• _Assigned task_
Which lines of the entries below include "code"? List them all.

-.-.-

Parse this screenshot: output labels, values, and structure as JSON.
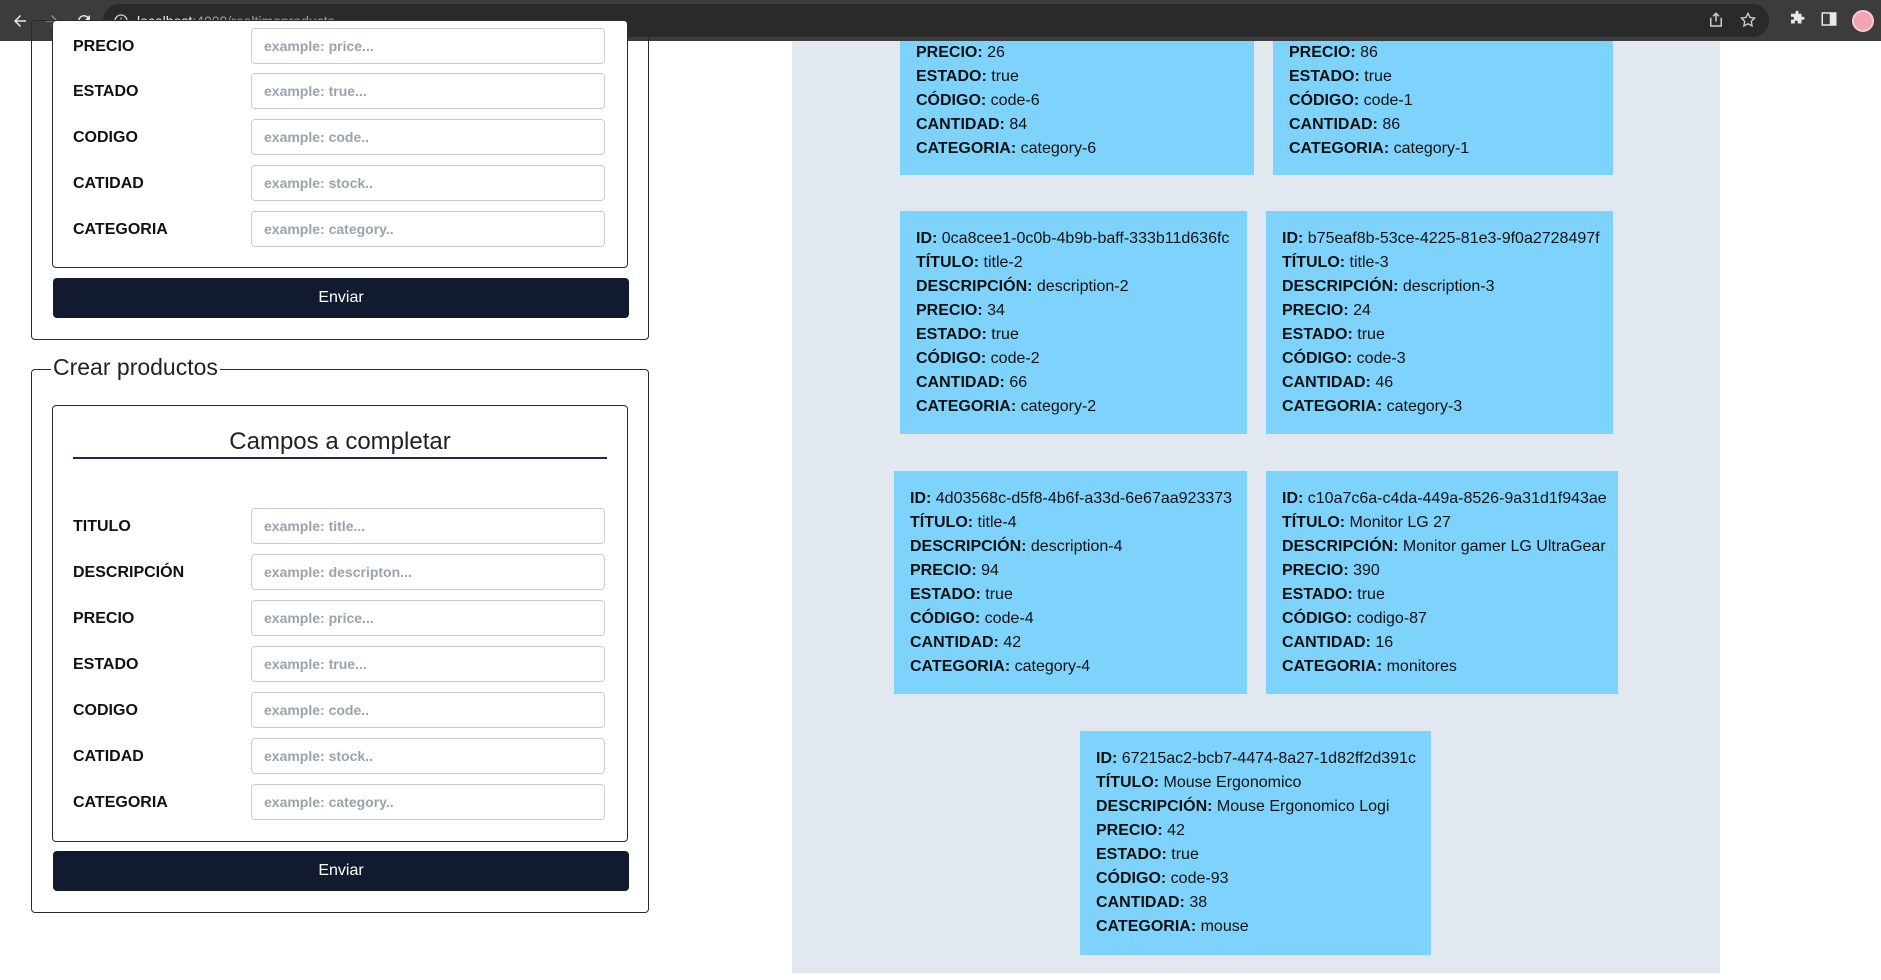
{
  "browser": {
    "url_host": "localhost",
    "url_rest": ":4000/realtimeproducts"
  },
  "top_form": {
    "fields": [
      {
        "label": "PRECIO",
        "placeholder": "example: price..."
      },
      {
        "label": "ESTADO",
        "placeholder": "example: true..."
      },
      {
        "label": "CODIGO",
        "placeholder": "example: code.."
      },
      {
        "label": "CATIDAD",
        "placeholder": "example: stock.."
      },
      {
        "label": "CATEGORIA",
        "placeholder": "example: category.."
      }
    ],
    "submit_label": "Enviar"
  },
  "create_form": {
    "legend": "Crear productos",
    "section_title": "Campos a completar",
    "fields": [
      {
        "label": "TITULO",
        "placeholder": "example: title..."
      },
      {
        "label": "DESCRIPCIÓN",
        "placeholder": "example: descripton..."
      },
      {
        "label": "PRECIO",
        "placeholder": "example: price..."
      },
      {
        "label": "ESTADO",
        "placeholder": "example: true..."
      },
      {
        "label": "CODIGO",
        "placeholder": "example: code.."
      },
      {
        "label": "CATIDAD",
        "placeholder": "example: stock.."
      },
      {
        "label": "CATEGORIA",
        "placeholder": "example: category.."
      }
    ],
    "submit_label": "Enviar"
  },
  "field_keys": {
    "id": "ID:",
    "title": "TÍTULO:",
    "description": "DESCRIPCIÓN:",
    "price": "PRECIO:",
    "status": "ESTADO:",
    "code": "CÓDIGO:",
    "stock": "CANTIDAD:",
    "category": "CATEGORIA:"
  },
  "products": [
    {
      "price": "26",
      "status": "true",
      "code": "code-6",
      "stock": "84",
      "category": "category-6"
    },
    {
      "price": "86",
      "status": "true",
      "code": "code-1",
      "stock": "86",
      "category": "category-1"
    },
    {
      "id": "0ca8cee1-0c0b-4b9b-baff-333b11d636fc",
      "title": "title-2",
      "description": "description-2",
      "price": "34",
      "status": "true",
      "code": "code-2",
      "stock": "66",
      "category": "category-2"
    },
    {
      "id": "b75eaf8b-53ce-4225-81e3-9f0a2728497f",
      "title": "title-3",
      "description": "description-3",
      "price": "24",
      "status": "true",
      "code": "code-3",
      "stock": "46",
      "category": "category-3"
    },
    {
      "id": "4d03568c-d5f8-4b6f-a33d-6e67aa923373",
      "title": "title-4",
      "description": "description-4",
      "price": "94",
      "status": "true",
      "code": "code-4",
      "stock": "42",
      "category": "category-4"
    },
    {
      "id": "c10a7c6a-c4da-449a-8526-9a31d1f943ae",
      "title": "Monitor LG 27",
      "description": "Monitor gamer LG UltraGear",
      "price": "390",
      "status": "true",
      "code": "codigo-87",
      "stock": "16",
      "category": "monitores"
    },
    {
      "id": "67215ac2-bcb7-4474-8a27-1d82ff2d391c",
      "title": "Mouse Ergonomico",
      "description": "Mouse Ergonomico Logi",
      "price": "42",
      "status": "true",
      "code": "code-93",
      "stock": "38",
      "category": "mouse"
    }
  ]
}
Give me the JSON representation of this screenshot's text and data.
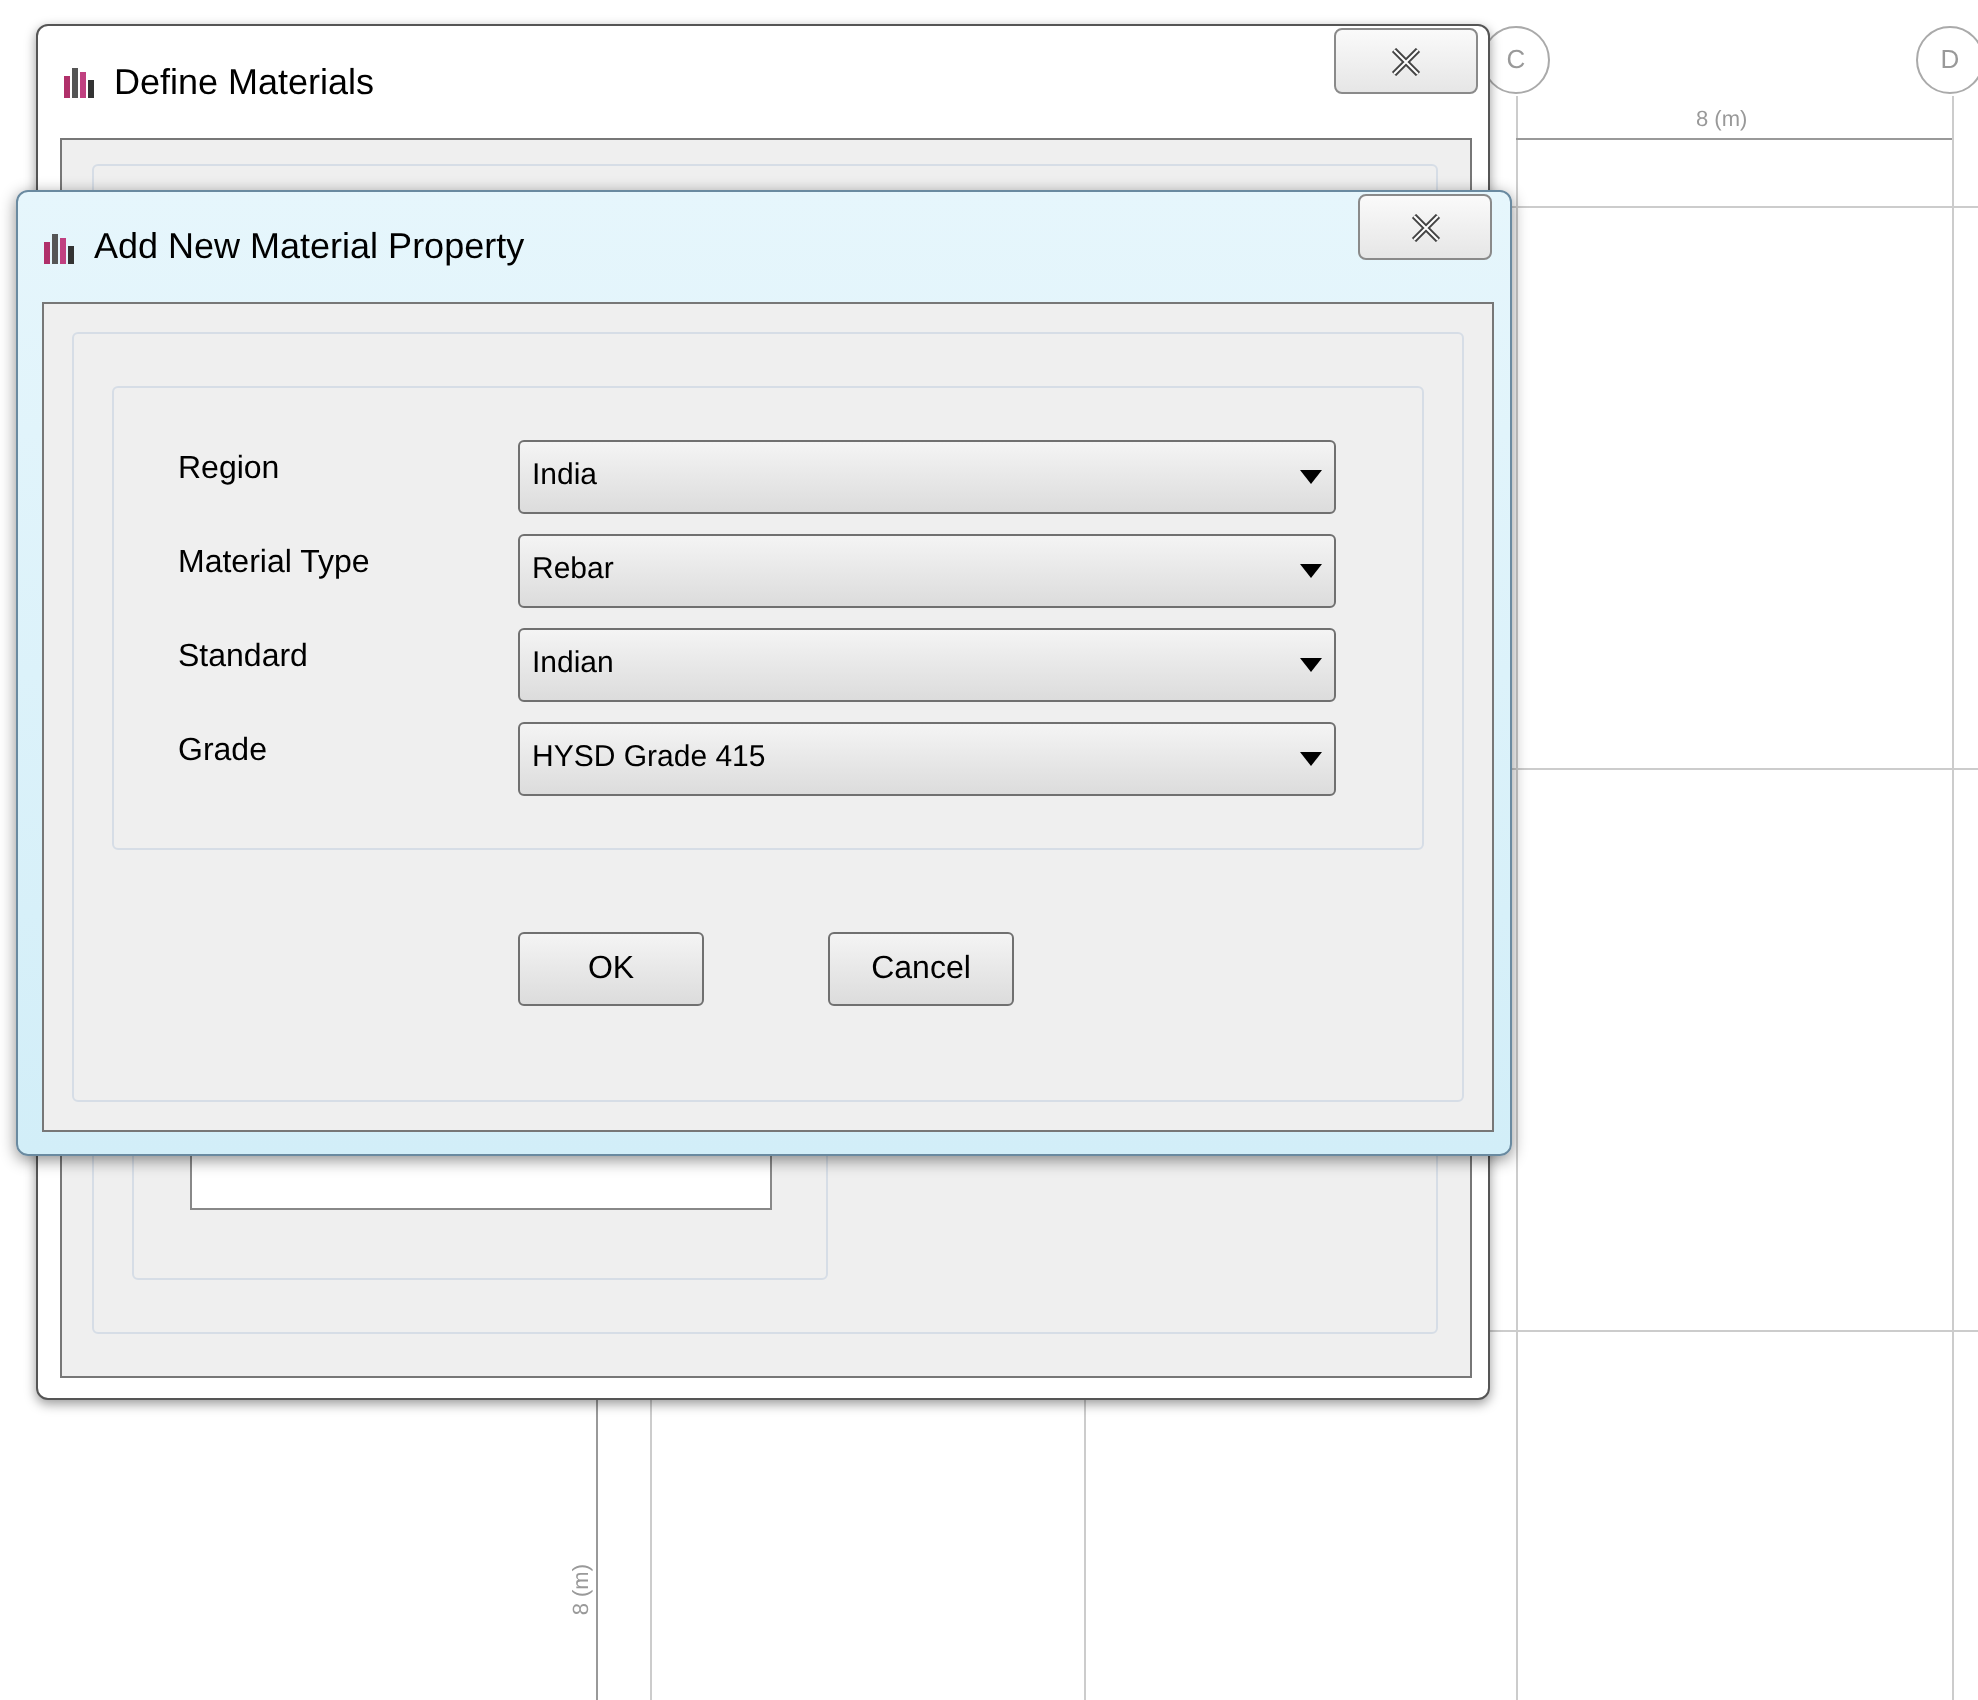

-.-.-

• _Output for this task_
        "placeholder": "example: code.."
        "placeholder": "example: code.."
    "code": "CÓDIGO:",
      "code": "code-6",
      "code": "code-1",
      "code": "code-2",
      "code": "code-3",
      "code": "code-4",
      "code": "codigo-87",
      "code": "code-93",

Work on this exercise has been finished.